"As against the right of an individual that his person be held inviolable, even against so slight an intrusion as is involved in applying a blood test of the kind to which millions of Americans submit as a matter of course nearly every day, must be set the interests of society in the scientific determination of intoxication, one of the great causes of the mortal hazards of the road. And the more so since the test likewise may establish innocence, thus affording protection against the treachery of judgment based on one or more of the senses. Furthermore, since our criminal law is to no small extent justified by the assumption of deterrence, the individual's right to immunity from such invasion of the body as is involved in a properly safeguarded blood test is far outweighed by the value of its deterrent effect due to public realization that the issue of driving while under the influence of alcohol can often by this method be taken out of the confusion of conflicting contentions."

Dr. Asbury, who took the blood sample, testified that Haley appeared to be in shock when first brought to the hospital but by the time the sample was taken he was conscious and knew what he was doing and not then in shock to any serious degree.

After Haley was brought to the hospital on a stretcher Phyylis Kotan, the attending nurse, put him to bed. She testified that Haley regained consciousness within a very short time after reaching the hospital, that he walked from the stretcher to the hospital bed and that he talked with her in a manner that was neither slurred nor incoherent.

*1089 After getting into the hospital bed, Haley orally consented to the drawing of a blood sample and he read and signed the written consent form, State's Exhibit 14, in the presence of Nurse Kotan.

When Haley took the witness stand at his trial he did not dispute or deny anything to which Dr. Asbury or Miss Kotan had testified and defendant's counsel at no time interrogated him concerning the blood test. Under the circumstances here shown there is no question but that the evidence concerning the taking, result and analysis of the blood sample was admissible. See State v. Duguid, 50 Ariz. 276, 76 P.2d 435; State v. Morkrid, Iowa 1939, 286 N.W. 412; State v. Small, 233 Iowa 1280, 11 N.W. (2d) 377.

Defendant contends that it was error for the trial court to admit evidence concerning Haley's drinking while enroute to Harlowton and concerning his driving in and about Harlowton and concerning his association with the two girls, Vicki DeBotts and Helen Burbee, except immediately prior to the collision with the garage. There is no merit in such specifications. That such evidence was admissible see State v. Gondeiro, supra, and State v. Souhrada, supra.

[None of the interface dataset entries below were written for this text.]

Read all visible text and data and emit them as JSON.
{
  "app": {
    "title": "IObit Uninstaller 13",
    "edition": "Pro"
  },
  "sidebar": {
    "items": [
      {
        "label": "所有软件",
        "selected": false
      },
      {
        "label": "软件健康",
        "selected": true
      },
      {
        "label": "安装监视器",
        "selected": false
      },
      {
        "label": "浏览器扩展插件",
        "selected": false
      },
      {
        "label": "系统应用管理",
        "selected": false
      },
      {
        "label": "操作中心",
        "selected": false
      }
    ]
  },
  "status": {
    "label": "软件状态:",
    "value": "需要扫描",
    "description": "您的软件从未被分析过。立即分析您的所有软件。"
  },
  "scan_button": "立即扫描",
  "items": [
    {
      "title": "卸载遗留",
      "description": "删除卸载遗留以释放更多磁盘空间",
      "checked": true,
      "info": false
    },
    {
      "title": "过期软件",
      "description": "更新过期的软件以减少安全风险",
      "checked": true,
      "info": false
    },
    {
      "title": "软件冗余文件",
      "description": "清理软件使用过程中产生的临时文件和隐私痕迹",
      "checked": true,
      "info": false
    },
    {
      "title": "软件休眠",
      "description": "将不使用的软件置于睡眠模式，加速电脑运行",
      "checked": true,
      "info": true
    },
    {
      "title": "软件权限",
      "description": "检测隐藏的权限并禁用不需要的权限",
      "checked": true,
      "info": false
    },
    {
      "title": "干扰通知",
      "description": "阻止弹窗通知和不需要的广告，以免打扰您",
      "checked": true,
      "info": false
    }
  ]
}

Defendant assigns as error the trial court's ruling excluding evidence of other crashes and wrecks alleged to have occurred at or about the same place on the highway where Haley wrecked his car but defendant failed and neglected to lay any foundation whatever for the introduction of such offered evidence. For all that appears in the record all of such other claimed accidents may have been the result of negligent and reckless driving, hence the offered evidence was properly excluded.

Defendant assigns as error the giving by the trial court over defendant's objections of certain of the court's instructions, and also the trial court's refusal to give others offered by defendant but we find no error in any of the instructions given to the jury nor do we find any prejudicial error in the trial court's refusal to give any of those offered by the defendant.

Finding no merit in any of defendant's specifications of error, the judgment of conviction entered on the jury's verdict and the trial court's order denying the defendant Robert Haley a new trial are hereby affirmed. Remittitur will issue forthwith.